— REQUIRED ACTION —
Without the pictures, give the records again exactly as they appear.

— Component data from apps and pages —
######

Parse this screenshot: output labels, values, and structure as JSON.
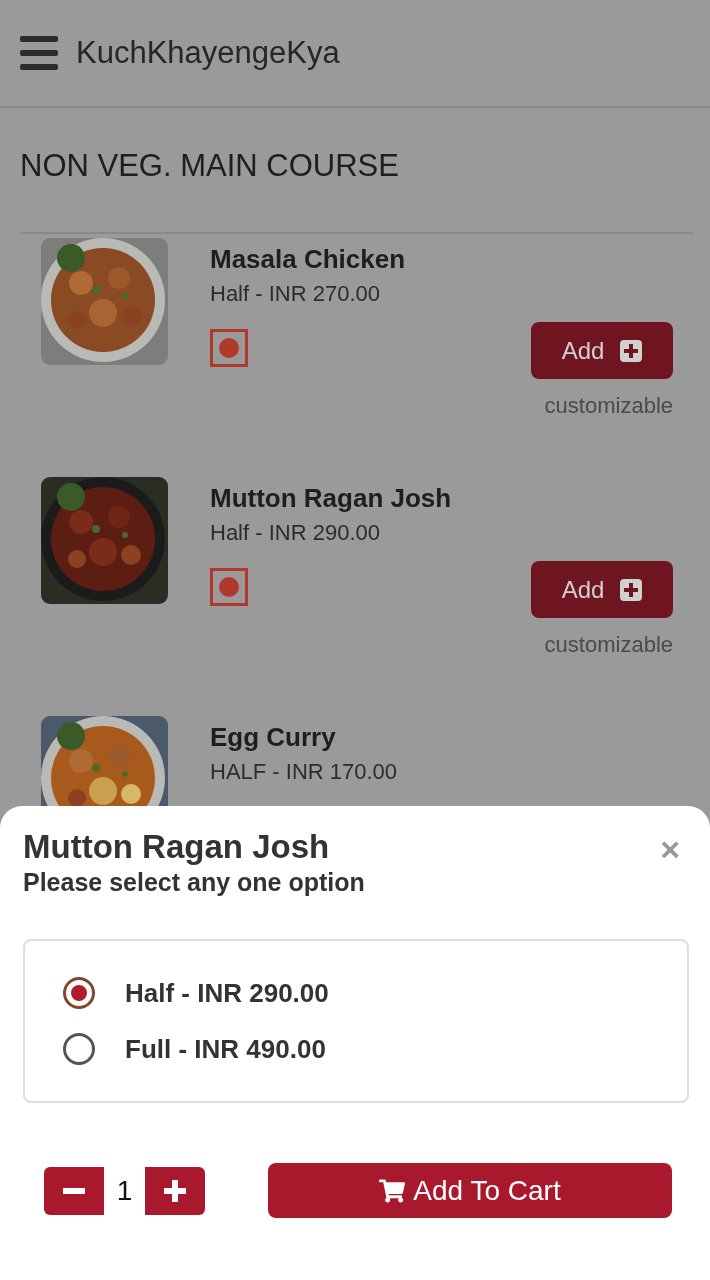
{
  "header": {
    "app_title": "KuchKhayengeKya"
  },
  "section_title": "NON VEG. MAIN COURSE",
  "items": [
    {
      "name": "Masala Chicken",
      "price_line": "Half - INR 270.00",
      "non_veg": true,
      "add_label": "Add",
      "note": "customizable"
    },
    {
      "name": "Mutton Ragan Josh",
      "price_line": "Half - INR 290.00",
      "non_veg": true,
      "add_label": "Add",
      "note": "customizable"
    },
    {
      "name": "Egg Curry",
      "price_line": "HALF - INR 170.00"
    }
  ],
  "sheet": {
    "title": "Mutton Ragan Josh",
    "subtitle": "Please select any one option",
    "close": "×",
    "options": [
      {
        "label": "Half - INR 290.00",
        "selected": true
      },
      {
        "label": "Full - INR 490.00",
        "selected": false
      }
    ],
    "quantity": "1",
    "add_to_cart": "Add To Cart"
  }
}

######

— RESULT OF THIS TASK —
Parse this screenshot: output labels, values, and structure as JSON.
{
  "header": {
    "app_title": "KuchKhayengeKya"
  },
  "section_title": "NON VEG. MAIN COURSE",
  "items": [
    {
      "name": "Masala Chicken",
      "price_line": "Half - INR 270.00",
      "non_veg": true,
      "add_label": "Add",
      "note": "customizable"
    },
    {
      "name": "Mutton Ragan Josh",
      "price_line": "Half - INR 290.00",
      "non_veg": true,
      "add_label": "Add",
      "note": "customizable"
    },
    {
      "name": "Egg Curry",
      "price_line": "HALF - INR 170.00"
    }
  ],
  "sheet": {
    "title": "Mutton Ragan Josh",
    "subtitle": "Please select any one option",
    "close": "×",
    "options": [
      {
        "label": "Half - INR 290.00",
        "selected": true
      },
      {
        "label": "Full - INR 490.00",
        "selected": false
      }
    ],
    "quantity": "1",
    "add_to_cart": "Add To Cart"
  }
}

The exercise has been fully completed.